Monday, March 31 2008

…and three weeks later, we celebrate my other birthday

When I was reading the star-crossed-puppy-love story 野菊の墓, I found myself wondering if the editors at Ask had over-simplified the main conflict, since it boiled down to “you two can never, ever marry, because she’s two years older”. Skimming through the original version (a much slower read, even though it’s easier to look up vocabulary with cut-and-paste), it looks like that really is the reason the whole village is upset about their budding romance, to the point that she’s forced into an unhappy marriage with someone else. Pause for mild culture shock.

One thing that caught my eye, though, was this passage:

小学校卒業したばかりで十五歳数える十三歳何ヶ月という民子十七だけれどそれも生れが晩《おそ》いから、十五少しにしかならない。

Roughly: “Having just finished elementary school, I was 15, or if you counted months, 13 and some change; Tamiko was 17, but since she was born late, she had just turned 15.” [note the use of Aozora Bunko’s 《》 convention for furigana, in this case glossing the character for “evening” with the word for “late”]

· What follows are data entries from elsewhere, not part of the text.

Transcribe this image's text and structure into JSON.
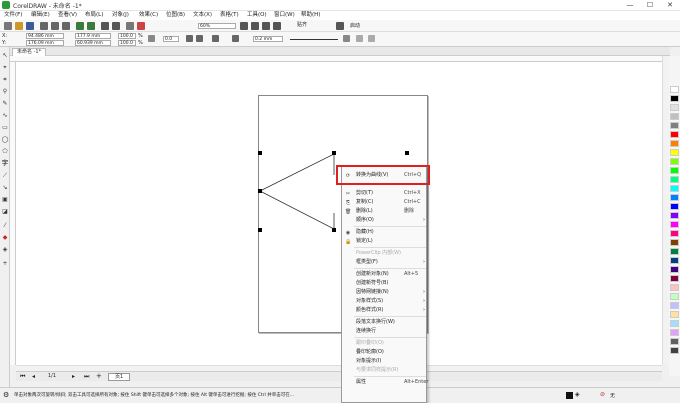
{
  "window": {
    "title": "CorelDRAW - 未命名 -1*",
    "min": "—",
    "max": "☐",
    "close": "✕"
  },
  "menu": [
    "文件(F)",
    "编辑(E)",
    "查看(V)",
    "布局(L)",
    "对象(J)",
    "效果(C)",
    "位图(B)",
    "文本(X)",
    "表格(T)",
    "工具(O)",
    "窗口(W)",
    "帮助(H)"
  ],
  "toolbar": {
    "zoom": "60%",
    "snap_label": "贴齐",
    "launch_label": "启动"
  },
  "propbar": {
    "x": "94.486 mm",
    "y": "176.09 mm",
    "w": "177.9 mm",
    "h": "60.939 mm",
    "sx": "100.0",
    "sy": "100.0",
    "unit": "%",
    "angle": "0.0",
    "outline": "0.2 mm"
  },
  "doc_tab": "未命名 -1*",
  "page_tab": "页1",
  "page_counter": "1/1",
  "context_menu": [
    {
      "icon": "curve-icon",
      "label": "转换为曲线(V)",
      "shortcut": "Ctrl+Q",
      "disabled": false
    },
    {
      "icon": "",
      "label": "",
      "shortcut": "",
      "disabled": true,
      "sep": true
    },
    {
      "icon": "cut-icon",
      "label": "剪切(T)",
      "shortcut": "Ctrl+X",
      "disabled": false
    },
    {
      "icon": "copy-icon",
      "label": "复制(C)",
      "shortcut": "Ctrl+C",
      "disabled": false
    },
    {
      "icon": "delete-icon",
      "label": "删除(L)",
      "shortcut": "删除",
      "disabled": false
    },
    {
      "icon": "",
      "label": "顺序(O)",
      "shortcut": "",
      "disabled": false,
      "arrow": true
    },
    {
      "icon": "hide-icon",
      "label": "隐藏(H)",
      "shortcut": "",
      "disabled": false
    },
    {
      "icon": "lock-icon",
      "label": "锁定(L)",
      "shortcut": "",
      "disabled": false
    },
    {
      "icon": "",
      "label": "PowerClip 内部(W)",
      "shortcut": "",
      "disabled": true
    },
    {
      "icon": "",
      "label": "框类型(F)",
      "shortcut": "",
      "disabled": false,
      "arrow": true
    },
    {
      "icon": "",
      "label": "创建新对象(N)",
      "shortcut": "Alt+5",
      "disabled": false
    },
    {
      "icon": "",
      "label": "创建新符号(B)",
      "shortcut": "",
      "disabled": false
    },
    {
      "icon": "",
      "label": "因特网链接(N)",
      "shortcut": "",
      "disabled": false,
      "arrow": true
    },
    {
      "icon": "",
      "label": "对象样式(S)",
      "shortcut": "",
      "disabled": false,
      "arrow": true
    },
    {
      "icon": "",
      "label": "颜色样式(R)",
      "shortcut": "",
      "disabled": false,
      "arrow": true
    },
    {
      "icon": "",
      "label": "段落文本换行(W)",
      "shortcut": "",
      "disabled": false
    },
    {
      "icon": "",
      "label": "连续换行",
      "shortcut": "",
      "disabled": false
    },
    {
      "icon": "",
      "label": "跟印叠印(O)",
      "shortcut": "",
      "disabled": true
    },
    {
      "icon": "",
      "label": "叠印轮廓(O)",
      "shortcut": "",
      "disabled": false
    },
    {
      "icon": "",
      "label": "对象提示(I)",
      "shortcut": "",
      "disabled": false
    },
    {
      "icon": "",
      "label": "与要求同样提示(R)",
      "shortcut": "",
      "disabled": true
    },
    {
      "icon": "",
      "label": "属性",
      "shortcut": "Alt+Enter",
      "disabled": false
    }
  ],
  "status": {
    "hint": "单击对象两次可旋转/倾斜; 双击工具可选择所有对象; 按住 Shift 键单击可选择多个对象; 按住 Alt 键单击可进行挖掘; 按住 Ctrl 并单击可在...",
    "fill_none": "无"
  },
  "colors": {
    "accent_red": "#e02020",
    "palette": [
      "#ffffff",
      "#000000",
      "#e0e0e0",
      "#c0c0c0",
      "#808080",
      "#ff0000",
      "#ff8000",
      "#ffff00",
      "#80ff00",
      "#00ff00",
      "#00ff80",
      "#00ffff",
      "#0080ff",
      "#0000ff",
      "#8000ff",
      "#ff00ff",
      "#ff0080",
      "#804000",
      "#008040",
      "#004080",
      "#400080",
      "#800040",
      "#ffc0c0",
      "#c0ffc0",
      "#c0c0ff",
      "#ffe0a0",
      "#a0e0ff",
      "#e0a0ff",
      "#606060",
      "#404040"
    ]
  }
}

The Ask version just gave their ages as 13 and 15, respectively, but clearly there was something going on in the original. I noted the multiple ages as something to look into later, and then spotted the answer by accident while flipping through my collection of reference books: 数え年. In the kazoedoshi system, you’re 1 at birth, and gain a year on New Year’s Day. These days, the most visible use of this system is probably the Shichi-Go-San festival.